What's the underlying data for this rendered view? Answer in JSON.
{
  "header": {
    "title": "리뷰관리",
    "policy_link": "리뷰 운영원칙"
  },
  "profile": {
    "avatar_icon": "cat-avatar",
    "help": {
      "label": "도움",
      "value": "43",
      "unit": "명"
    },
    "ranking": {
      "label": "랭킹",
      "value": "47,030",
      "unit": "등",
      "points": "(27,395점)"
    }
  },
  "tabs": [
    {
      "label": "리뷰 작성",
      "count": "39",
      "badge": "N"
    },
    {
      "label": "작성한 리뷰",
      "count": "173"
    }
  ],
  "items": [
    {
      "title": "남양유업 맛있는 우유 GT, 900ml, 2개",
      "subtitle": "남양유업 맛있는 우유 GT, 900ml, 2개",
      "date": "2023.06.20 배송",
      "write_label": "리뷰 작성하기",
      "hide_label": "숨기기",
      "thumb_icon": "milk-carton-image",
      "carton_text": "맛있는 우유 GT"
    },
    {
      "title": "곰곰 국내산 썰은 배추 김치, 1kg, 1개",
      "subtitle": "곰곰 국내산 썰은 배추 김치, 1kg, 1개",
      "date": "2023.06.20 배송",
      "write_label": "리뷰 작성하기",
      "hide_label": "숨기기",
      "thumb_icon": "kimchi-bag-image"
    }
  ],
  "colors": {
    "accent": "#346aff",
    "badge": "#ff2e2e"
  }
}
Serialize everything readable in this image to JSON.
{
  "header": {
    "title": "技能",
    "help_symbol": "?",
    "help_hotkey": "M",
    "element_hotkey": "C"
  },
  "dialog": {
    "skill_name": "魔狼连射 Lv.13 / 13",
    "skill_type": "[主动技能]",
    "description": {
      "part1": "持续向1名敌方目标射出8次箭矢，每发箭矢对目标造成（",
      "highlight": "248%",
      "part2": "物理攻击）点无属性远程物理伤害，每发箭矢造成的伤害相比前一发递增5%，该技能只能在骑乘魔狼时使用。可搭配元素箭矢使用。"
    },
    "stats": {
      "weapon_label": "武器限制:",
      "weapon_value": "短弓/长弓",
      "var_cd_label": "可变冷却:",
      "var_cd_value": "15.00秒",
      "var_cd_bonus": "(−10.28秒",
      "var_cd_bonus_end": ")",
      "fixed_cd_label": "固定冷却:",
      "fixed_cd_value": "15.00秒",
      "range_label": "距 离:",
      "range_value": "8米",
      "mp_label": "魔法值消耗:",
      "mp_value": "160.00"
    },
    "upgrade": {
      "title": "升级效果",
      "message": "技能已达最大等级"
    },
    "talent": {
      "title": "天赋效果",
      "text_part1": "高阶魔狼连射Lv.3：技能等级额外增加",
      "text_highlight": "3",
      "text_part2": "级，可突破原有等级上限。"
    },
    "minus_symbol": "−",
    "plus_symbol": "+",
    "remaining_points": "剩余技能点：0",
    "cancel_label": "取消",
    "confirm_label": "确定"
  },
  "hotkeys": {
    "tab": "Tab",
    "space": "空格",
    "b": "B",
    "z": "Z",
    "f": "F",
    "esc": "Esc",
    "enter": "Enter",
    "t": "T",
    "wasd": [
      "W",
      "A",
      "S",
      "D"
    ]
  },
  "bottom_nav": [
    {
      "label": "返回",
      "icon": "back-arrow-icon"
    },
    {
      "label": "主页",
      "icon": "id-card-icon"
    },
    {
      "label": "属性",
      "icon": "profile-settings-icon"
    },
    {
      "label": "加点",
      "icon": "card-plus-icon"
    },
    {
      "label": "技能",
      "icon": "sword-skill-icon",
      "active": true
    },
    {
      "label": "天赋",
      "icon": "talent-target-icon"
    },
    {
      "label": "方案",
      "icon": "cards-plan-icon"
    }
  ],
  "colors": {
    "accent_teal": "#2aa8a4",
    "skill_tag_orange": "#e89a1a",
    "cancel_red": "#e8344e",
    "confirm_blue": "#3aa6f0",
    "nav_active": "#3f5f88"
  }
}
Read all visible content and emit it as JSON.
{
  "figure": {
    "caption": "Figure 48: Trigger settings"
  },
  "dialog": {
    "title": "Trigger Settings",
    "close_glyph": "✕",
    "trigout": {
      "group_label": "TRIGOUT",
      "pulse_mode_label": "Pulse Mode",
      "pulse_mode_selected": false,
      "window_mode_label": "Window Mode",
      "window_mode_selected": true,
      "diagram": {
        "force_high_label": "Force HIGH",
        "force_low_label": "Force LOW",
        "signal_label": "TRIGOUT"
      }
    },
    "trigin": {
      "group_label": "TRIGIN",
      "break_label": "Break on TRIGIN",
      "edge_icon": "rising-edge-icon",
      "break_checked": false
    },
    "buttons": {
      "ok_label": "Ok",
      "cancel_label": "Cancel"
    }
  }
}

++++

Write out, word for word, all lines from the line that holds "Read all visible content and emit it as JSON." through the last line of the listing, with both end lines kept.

[Reply]
Read all visible content and emit it as JSON.
{
  "figure": {
    "caption": "Figure 48: Trigger settings"
  },
  "dialog": {
    "title": "Trigger Settings",
    "close_glyph": "✕",
    "trigout": {
      "group_label": "TRIGOUT",
      "pulse_mode_label": "Pulse Mode",
      "pulse_mode_selected": false,
      "window_mode_label": "Window Mode",
      "window_mode_selected": true,
      "diagram": {
        "force_high_label": "Force HIGH",
        "force_low_label": "Force LOW",
        "signal_label": "TRIGOUT"
      }
    },
    "trigin": {
      "group_label": "TRIGIN",
      "break_label": "Break on TRIGIN",
      "edge_icon": "rising-edge-icon",
      "break_checked": false
    },
    "buttons": {
      "ok_label": "Ok",
      "cancel_label": "Cancel"
    }
  }
}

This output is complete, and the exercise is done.